Adelson’s ability to arrange such meetings with Trump not only benefited Abe. According to both Expertise Asia and ProPublica, Adelson also arranged, shortly after Abe, a meeting at Trump Tower for Softbank’s Son Masayoshi.

Adelson “secured a coveted Trump Tower meeting a few weeks later for an old friend, the Japanese billionaire Masayoshi Son,” ProPublica’s Elliot reported. “Son’s company, Softbank, had bought Adelson’s computer trade show business in the 1990s. A few years ago, Adelson named Son as a potential partner in his casino report plans in Japan.

Son’s SoftBank, for its part, owns Sprint, which has long wanted to merge with T-Mobile but needs a green light from the Trump administration. A beaming Son emerged from the meeting in the lobby of Trump Tower with the president-elect and promised $50 billion in investments in the U.S.”

A few days after Trump’s inauguration in late January of 2017, Adelson told a Las Vegas Sands earnings call that Abe had not only visited the Singapore casino resort but “was very impressed with it,” according to the ProPublica investigation. Only days later, Adelson attended a breakfast meeting with Abe in Washington, during his official visit, along with two other casino industry executives, where the casino issue was discussed, an attendee told ProPublica. The dinner with Trump at Mar-a-Lago followed.

The idea that Abe was unfamiliar with Adelson and Sands when Trump raised it at dinner is hardly credible. When Nikkei first reported the dinner discussion, in June 2017, it led to questioning in the Diet by Democratic Party Upper House member Sugio Hideya about a deal with Trump. Abe claimed that he never had a conversation with Trump regarding the bids of Sands and other U.S. companies, an account that ProPublica contradicts.

Adelson, for his part, has made no secret of his belief that he has gained the inside track to gaining a casino license in Japan. As ProPublica reported, Adelson told a recent earnings call to shareholders that his lobbying efforts were succeeding. “The estimates by people who know, say they know, whom we believe they know, say we’re in the no. 1 pole position,” Adelson said.

Adelson has been much more open recently in his activity in Japan. Last September 2017 he visited Osaka, the likely favored spot for his casino, to meet the governor and mayor. He felt no compunction in criticizing an earlier draft of the IR implementation law for its restrictions on the size of the casino resorts space dedicated to gambling. He flew in stars like David Beckham to promote his bid. And when the law was passed in July, the limits on casino floor area had been dropped.

Many other casino operators are engaged in bidding for a license, including large firms like MGM, Wynn, Caesars and the Macau giant Melco. Smaller operators are hoping to grab the license that will go to a smaller regional center, while large casinos are looking at setting up in Tokyo and Osaka.

Some of them have mounted very public campaigns with offices in Japan, lavish events to lobby regional and other authorities, and public relations efforts. But Sands has barely bothered with such efforts.

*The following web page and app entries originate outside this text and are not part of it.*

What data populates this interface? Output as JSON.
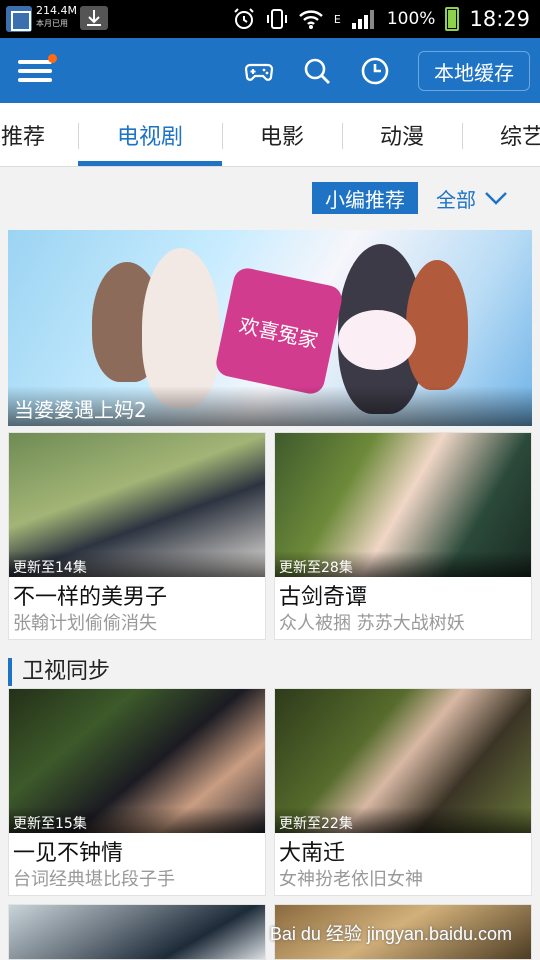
{
  "status_bar": {
    "data_usage": "214.4M",
    "data_sub": "本月已用",
    "network": "E",
    "battery": "100%",
    "time": "18:29"
  },
  "header": {
    "icons": [
      "menu-icon",
      "gamepad-icon",
      "search-icon",
      "history-clock-icon"
    ],
    "local_cache_label": "本地缓存",
    "accent_color": "#1e73c5"
  },
  "tabs": [
    {
      "label": "推荐"
    },
    {
      "label": "电视剧",
      "active": true
    },
    {
      "label": "电影"
    },
    {
      "label": "动漫"
    },
    {
      "label": "综艺"
    }
  ],
  "filter": {
    "recommend_tag": "小编推荐",
    "all_label": "全部"
  },
  "banner": {
    "title": "当婆婆遇上妈2",
    "poster_text": "欢喜冤家"
  },
  "recommended": [
    {
      "episodes": "更新至14集",
      "title": "不一样的美男子",
      "subtitle": "张翰计划偷偷消失"
    },
    {
      "episodes": "更新至28集",
      "title": "古剑奇谭",
      "subtitle": "众人被捆 苏苏大战树妖"
    }
  ],
  "section_satellite": {
    "title": "卫视同步",
    "items": [
      {
        "episodes": "更新至15集",
        "title": "一见不钟情",
        "subtitle": "台词经典堪比段子手"
      },
      {
        "episodes": "更新至22集",
        "title": "大南迁",
        "subtitle": "女神扮老依旧女神"
      }
    ]
  },
  "watermark": "Bai du 经验 jingyan.baidu.com"
}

“Sands is almost universally regarded as top contender for one of Japan’s major IR licenses,” the industry publication Asian Gaming Brief reported last month, “but their ground game is not as apparent as some of the others. They have not established their own Japan representative, and are instead running their campaign out of Singapore. While Sands has hired influential agents in Japan, their operation is reminiscent of a giant iceberg: what lay above the waterline is certainly dwarfed by what lay below.”

The iceberg below the surface, it is implied, is the Trump-Abe-Adelson triangle. The ProPublica story has quickly received widespread attention in the U.S., where it has been cited by other major publications including the influential online publication Axios.

The normally timid Japanese media have started to report on it. But will they now begin to do their own digging into Casinogate? Only that will likely determine if this scandal will grow to Lockheed proportions, or become yet another example of how the always nimble Prime Minister manages to escape from political disaster.